What I’ve learnt from this tragicomical angst towards outsiders/’polluters’ in Basavanagudi is that the centre is not holding.

I am thinking of Gogu Shyamala’s ‘But Why Shouldn’t the Baindla Woman Ask for Her Land?’, where Saayamma bangs her fists, makes a fuss, and pushes the village heads with an iron grit and won’t leave until she takes back what belongs to her. I am thinking how much indignity there is in asking for things that you shouldn’t have to ask for (because they are yours to begin with).

I am thinking how those who make you ask for these things not only get to keep their dignity but yours as well. I am thinking of how the consequence of not making a fuss is different for different people. I am thinking of how every other passerby who heard my father roaring on the street would’ve called him an uncouth wild man. I am thinking of a Bahujan writer on a zoom panel I once attended. She was accused of not having got the question right and wouldn’t let go until both the moderator and the other speaker had apologized.  These people who took back what was theirs, took it despite the consequences – they were not wild; they weren’t even angry; they were just holding on to their self-respect.

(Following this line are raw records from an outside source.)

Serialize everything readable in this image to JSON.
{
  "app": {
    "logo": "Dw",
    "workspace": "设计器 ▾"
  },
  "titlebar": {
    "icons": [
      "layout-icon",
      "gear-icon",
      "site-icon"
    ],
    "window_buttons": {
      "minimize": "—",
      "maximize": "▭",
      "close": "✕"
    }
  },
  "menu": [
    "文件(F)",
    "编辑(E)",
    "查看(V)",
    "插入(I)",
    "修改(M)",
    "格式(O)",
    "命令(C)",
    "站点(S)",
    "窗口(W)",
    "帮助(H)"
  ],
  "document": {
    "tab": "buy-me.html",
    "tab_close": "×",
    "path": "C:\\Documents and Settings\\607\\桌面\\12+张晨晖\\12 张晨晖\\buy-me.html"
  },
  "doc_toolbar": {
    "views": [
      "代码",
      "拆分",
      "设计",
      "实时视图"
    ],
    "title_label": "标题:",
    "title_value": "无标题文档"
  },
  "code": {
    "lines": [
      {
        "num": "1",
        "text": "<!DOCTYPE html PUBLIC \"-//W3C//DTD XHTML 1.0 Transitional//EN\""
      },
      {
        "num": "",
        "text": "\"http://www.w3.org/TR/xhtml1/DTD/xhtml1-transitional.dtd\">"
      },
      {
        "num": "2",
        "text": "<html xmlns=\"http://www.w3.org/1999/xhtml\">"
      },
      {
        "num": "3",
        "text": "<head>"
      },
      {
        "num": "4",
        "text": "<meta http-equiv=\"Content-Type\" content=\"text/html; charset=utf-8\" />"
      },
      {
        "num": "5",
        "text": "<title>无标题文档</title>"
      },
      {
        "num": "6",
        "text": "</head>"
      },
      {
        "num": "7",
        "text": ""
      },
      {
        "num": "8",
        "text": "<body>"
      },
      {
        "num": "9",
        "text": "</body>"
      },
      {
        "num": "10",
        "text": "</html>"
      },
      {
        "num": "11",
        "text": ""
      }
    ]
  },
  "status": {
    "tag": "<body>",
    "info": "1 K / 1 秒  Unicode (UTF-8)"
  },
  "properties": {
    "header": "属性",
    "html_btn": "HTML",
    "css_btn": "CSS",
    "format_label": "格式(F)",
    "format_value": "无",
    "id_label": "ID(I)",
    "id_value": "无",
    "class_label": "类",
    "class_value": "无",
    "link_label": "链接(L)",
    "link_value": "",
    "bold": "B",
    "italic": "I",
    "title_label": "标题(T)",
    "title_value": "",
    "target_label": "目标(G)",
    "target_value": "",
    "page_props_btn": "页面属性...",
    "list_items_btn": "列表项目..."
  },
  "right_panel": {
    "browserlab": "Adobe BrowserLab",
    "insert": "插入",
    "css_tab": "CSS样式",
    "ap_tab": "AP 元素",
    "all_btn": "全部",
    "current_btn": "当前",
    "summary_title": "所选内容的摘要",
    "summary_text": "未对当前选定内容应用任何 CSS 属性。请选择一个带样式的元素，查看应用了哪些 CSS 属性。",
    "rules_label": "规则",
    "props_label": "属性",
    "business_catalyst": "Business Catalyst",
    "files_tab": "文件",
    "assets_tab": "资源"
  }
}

I am led back to the quietness of Didion’s words and wonder whether it is enough to sneak my self-respect out from wherever it is hiding, and- whether it’ll do. It will do. Didion says, “​​To free us from the expectations of others, to give us back to ourselves—there lies the great, the singular power of self-respect” — which to me means that some of our routes to self-respect aren’t going to be dignified and are certainly not going to be quiet. The route is what often gets us called mad and difficult. But it’s what will eventually free us from the Savarna expectation that we will keep eating kadlepuri while they hack at our self-respect.